Travis also explains that he and others that arrived early tried to enter the building by the back door. Several volunteers were allowed in; however, Travis and another couple were told to enter through the front door after 8AM.
Videographer Brian Mueller also shot video of the "volunteers" gathering inside the school.
The strategy this year for Missouri's caucus system, basically, require coordination among political factions prior to the start of the caucus. To maximize your faction's influence in the caucus you need to have the support of 50% + 1 votes. If your faction controls 50% + 1, then it is relatively easy to guarantee that all delegates elected at that caucus support your candidate.
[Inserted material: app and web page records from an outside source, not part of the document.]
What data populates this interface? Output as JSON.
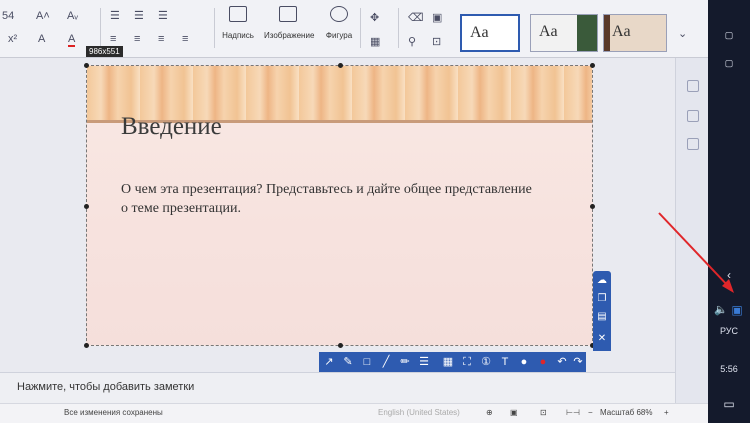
{
  "ribbon": {
    "font_size_fragment": "54",
    "insert_textbox_label": "Надпись",
    "insert_image_label": "Изображение",
    "insert_shape_label": "Фигура",
    "theme_sample_label": "Aa"
  },
  "slide": {
    "size_label": "986x551",
    "title": "Введение",
    "body": "О чем эта презентация? Представьтесь и дайте общее представление о теме презентации."
  },
  "notes": {
    "placeholder": "Нажмите, чтобы добавить заметки"
  },
  "status": {
    "saved": "Все изменения сохранены",
    "language": "English (United States)",
    "zoom": "Масштаб 68%",
    "zoom_percent": 68
  },
  "taskbar": {
    "language": "РУС",
    "time": "5:56"
  },
  "colors": {
    "accent": "#2e5bb0",
    "arrow": "#e0262a",
    "taskbar": "#141a2c"
  }
}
In the 2012 Missouri caucus, there were three viable factions: Mitt Romney, Ron Paul, and Rick Santorum with a few Newt Gingrich supporters as well.
Each Missouri caucus is run according to Robert's Rules of Order (at right). Participants familiar with parliamentary process can maneuver the caucus to their favor.
There's nothing wrong with collaborating between factions and leveraging your knowledge of Robert's Rules. Ultimately, that's the whole strategy. However, denying access to the building, much like dilatory tactics, is a way of unfairly giving your faction a strategic advantage in the caucus. At the Jefferson County caucus this meant that the people left standing at the front door had trouble finding outlets for their computers.
The chairman of the Jefferson County Republican Central Committee even tried to prevent a printer from being brought into the caucus despite the fact that she herself had brought one. Ultimately, the printer made it in and was setup underneath a chair because there wasn't a better place to put it that also had access to a power outlet.
All of this points to a strategy of discomforting some participants while prolonging that discomfort until the electoral outcome could be manipulated to the favor of one faction. That's not how a caucus is suppose to be run.
More to come...